Last evening, my friend and I watched the advance screening of the Borat movie. I won't discuss a lot about how good the movie was (it was amazing), but what occurred to me was how much of the discussion before the advance screening was about ads of the movie.
None of which I had seen. Just before the movie, there was also some trailers. Apparently a new James Bond movie is going to be out, and James Bond looks different from Pierce Brosnan. I had no clue. Apparently, ads are everywhere.
The same thing happens to me when people discuss some new TV show about to start. Again, I have no clue. I do watch TV, though I'm in favor of renting out the DVDs, once someone tells me they really like some show. (Thanks Eduardo and Shelly: you got me loving Futurama).
I've got ad blockers on Firefox (which is the only browser I use, on all the operting systems), and I don't watch live TV. The only TV viewing I did this year was 15 minutes of a Clapton concert, and about 1 hour of some comedy show on my brother's TiVo. No ads.
I read news on the computer, so no ads there once you've got a nice set of ad blockers in Firefox.
I drive large distances, but mostly on open country roads, where there aren't many mainstream ads. There are ads about the next rest area, and how they have the world's best Split Pea soup and all that. But these are more like roadsigns as far as I'm concerned. And I commute on a bicycle, on a bike lane. Not exactly good places for PR. (Though they could be!)
So even though I'm tuned into news (Ted Haggard getting a massage. Diebold, elections. North Korea. hmm.) I'm completely untuned from ads. It makes for an interesting time, as the information that I get about the world is the one that I choose to get. I am interested in what goes on in the world of computing, so I'm tuned in there: Vista to be released. Zune, gonna be a disaster (probably), Apple planning on their new OSX release, Ubuntu kicking ass. But I still don't get the marketing hype, which means that I get a much more reasonable blend of information. Superlatives do exist, but I create them. I'm excited about stuff that I choose, not because some bikini-clad chick is standing next to it. For instance, I really enjoy my music player which was suggested by a friend (thanks, Inna). I liked it a lot, and told another friend, and we ended up buying our units together. Lovely device. Hint: it isn't an iPod. It has all the features I want, costs about as much as other players, and doesn't come with its own fanaticism.
I have a lot of fun when I'm shopping for cereal these days. Women with their children have such a hard time deciding which shiny box to take home. I've heard moms tell their kids that they should take a cereal they want to eat, not something whose mascot they like. Again, the fact that cereal had a mascot was alien to me. Now I see why McDonalds has Ronald.

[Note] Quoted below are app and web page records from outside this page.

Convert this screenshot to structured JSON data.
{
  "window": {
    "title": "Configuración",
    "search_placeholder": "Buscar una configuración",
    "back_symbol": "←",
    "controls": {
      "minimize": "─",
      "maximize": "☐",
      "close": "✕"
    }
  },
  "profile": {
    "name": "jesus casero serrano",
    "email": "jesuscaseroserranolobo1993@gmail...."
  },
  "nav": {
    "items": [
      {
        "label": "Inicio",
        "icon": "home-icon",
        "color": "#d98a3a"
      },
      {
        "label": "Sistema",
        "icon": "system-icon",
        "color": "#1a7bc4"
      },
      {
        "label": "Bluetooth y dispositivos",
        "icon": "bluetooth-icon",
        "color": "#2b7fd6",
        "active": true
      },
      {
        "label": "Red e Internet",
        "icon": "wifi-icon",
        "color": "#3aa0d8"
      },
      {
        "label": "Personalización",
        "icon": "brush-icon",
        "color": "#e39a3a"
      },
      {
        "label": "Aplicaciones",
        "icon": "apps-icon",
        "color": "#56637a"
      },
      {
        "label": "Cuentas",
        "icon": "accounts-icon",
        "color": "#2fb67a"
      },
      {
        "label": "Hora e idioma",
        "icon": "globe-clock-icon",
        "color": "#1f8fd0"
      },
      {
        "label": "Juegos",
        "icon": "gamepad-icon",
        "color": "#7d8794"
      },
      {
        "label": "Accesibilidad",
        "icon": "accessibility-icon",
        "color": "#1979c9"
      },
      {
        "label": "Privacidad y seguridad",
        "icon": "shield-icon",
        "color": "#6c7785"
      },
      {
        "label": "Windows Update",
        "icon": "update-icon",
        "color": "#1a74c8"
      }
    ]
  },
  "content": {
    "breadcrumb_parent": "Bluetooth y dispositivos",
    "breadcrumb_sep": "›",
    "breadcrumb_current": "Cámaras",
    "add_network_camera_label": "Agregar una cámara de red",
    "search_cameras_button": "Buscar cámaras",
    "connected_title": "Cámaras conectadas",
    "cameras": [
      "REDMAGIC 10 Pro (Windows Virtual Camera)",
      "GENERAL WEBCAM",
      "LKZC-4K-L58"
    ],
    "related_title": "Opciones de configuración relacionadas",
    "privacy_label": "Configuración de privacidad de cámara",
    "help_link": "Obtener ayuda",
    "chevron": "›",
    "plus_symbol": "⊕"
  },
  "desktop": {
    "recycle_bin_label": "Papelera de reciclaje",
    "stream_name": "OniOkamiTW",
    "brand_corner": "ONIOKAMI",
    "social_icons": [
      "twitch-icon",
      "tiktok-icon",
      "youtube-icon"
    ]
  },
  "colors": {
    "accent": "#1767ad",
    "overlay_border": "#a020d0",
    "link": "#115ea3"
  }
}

Me, I'm happy with my Malt-o-Meal cereals, they come in convenient zip-lock bags. I prize the convenience over the cuteness of the mascot.
So yeah, try it sometime. You'll see what it is like to make your own decisions for a change.